Recent advances in meta-learning provides interesting opportunities for CBR research, in similarity learning, case comparison and personalised recommendations. Rather than learning a single model for a specific task, meta-learners adopt a generalist view of learning-to-learn, such that models are rapidly transferable to related (but different) new tasks. Unlike task-specific model training, a meta-learner’s training instance - referred to as a meta-instance - is a composite of two sets: a support set and a query set of instances. In our work, we introduce learning-to-learn personalised models from few data. We motivate our contribution through an application where personalisation plays an important role, mainly that of human activity recognition for self-management of chronic diseases. We extend the meta-instance creation process where random sampling of support and query sets is carried out on a reduced sample conditioned by a domain-specific attribute; namely the person or user, in order to create meta-instances for personalised HAR. Our meta-learning for personalisation is compared with several state-of-the-art meta-learning strategies: 1) matching network (MN), which learns an embedding for a metric function; 2) relation network (RN) that learns to predict similarity between paired instances; and 3) MAML, a model-agnostic machine-learning algorithm that optimizes the model parameters for rapid adaptation. Results confirm that personalised meta-learning significantly improves performance over non personalised meta-learners.

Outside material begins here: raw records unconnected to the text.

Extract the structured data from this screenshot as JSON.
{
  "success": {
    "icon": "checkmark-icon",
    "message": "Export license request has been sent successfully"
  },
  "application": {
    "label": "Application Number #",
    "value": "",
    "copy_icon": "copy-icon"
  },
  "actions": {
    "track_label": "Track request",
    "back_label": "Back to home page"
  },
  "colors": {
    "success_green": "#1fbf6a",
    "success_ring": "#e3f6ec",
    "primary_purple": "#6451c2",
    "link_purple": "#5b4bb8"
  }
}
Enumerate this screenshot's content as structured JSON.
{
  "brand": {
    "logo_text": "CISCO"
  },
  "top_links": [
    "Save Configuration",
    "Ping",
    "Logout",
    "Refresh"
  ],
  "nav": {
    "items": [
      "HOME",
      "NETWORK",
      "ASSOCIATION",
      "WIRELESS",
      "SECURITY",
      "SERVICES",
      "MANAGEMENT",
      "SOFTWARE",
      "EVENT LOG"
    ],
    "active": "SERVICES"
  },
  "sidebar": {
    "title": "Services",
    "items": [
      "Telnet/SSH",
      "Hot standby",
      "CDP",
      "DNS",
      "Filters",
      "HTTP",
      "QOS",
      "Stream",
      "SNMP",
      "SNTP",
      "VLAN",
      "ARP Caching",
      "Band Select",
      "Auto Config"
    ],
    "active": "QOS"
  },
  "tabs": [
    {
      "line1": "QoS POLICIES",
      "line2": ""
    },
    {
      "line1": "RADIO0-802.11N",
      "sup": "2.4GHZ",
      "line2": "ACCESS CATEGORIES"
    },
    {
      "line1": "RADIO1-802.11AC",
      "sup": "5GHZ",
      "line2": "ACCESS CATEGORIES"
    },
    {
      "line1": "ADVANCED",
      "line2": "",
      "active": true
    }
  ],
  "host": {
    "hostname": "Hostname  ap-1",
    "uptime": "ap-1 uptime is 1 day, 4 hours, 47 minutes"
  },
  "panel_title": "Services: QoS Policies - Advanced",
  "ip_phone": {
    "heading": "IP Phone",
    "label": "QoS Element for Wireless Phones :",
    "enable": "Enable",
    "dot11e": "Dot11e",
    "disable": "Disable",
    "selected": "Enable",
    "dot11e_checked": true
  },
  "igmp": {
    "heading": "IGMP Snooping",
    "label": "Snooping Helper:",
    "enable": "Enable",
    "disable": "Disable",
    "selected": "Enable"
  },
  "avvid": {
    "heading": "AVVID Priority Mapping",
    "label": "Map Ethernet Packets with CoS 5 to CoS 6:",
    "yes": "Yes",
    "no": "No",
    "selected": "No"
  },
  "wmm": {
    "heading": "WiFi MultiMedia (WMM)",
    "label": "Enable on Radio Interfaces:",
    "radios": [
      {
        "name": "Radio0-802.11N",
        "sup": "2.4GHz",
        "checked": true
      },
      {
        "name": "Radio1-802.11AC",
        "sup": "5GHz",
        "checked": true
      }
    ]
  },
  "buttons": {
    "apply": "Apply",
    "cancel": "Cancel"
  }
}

WIRATUNGA, N., WIJEKOON, A. and COOPER, K. 2020. Learning to compare with few data for personalised human activity recognition. In Watson, I and Weber, R. (eds.) Case-based reasoning research and development: proceedings of the 28th International conference on case-based reasoning research and development (ICCBR 2020), 8-12 June 2020, Salamanca, Spain [virtual conference]. Lecture notes in computer science, 12311. Cham: Springer [online], pages 3-14. Available from: https://doi.org/10.1007/978-3-030-58342-2_1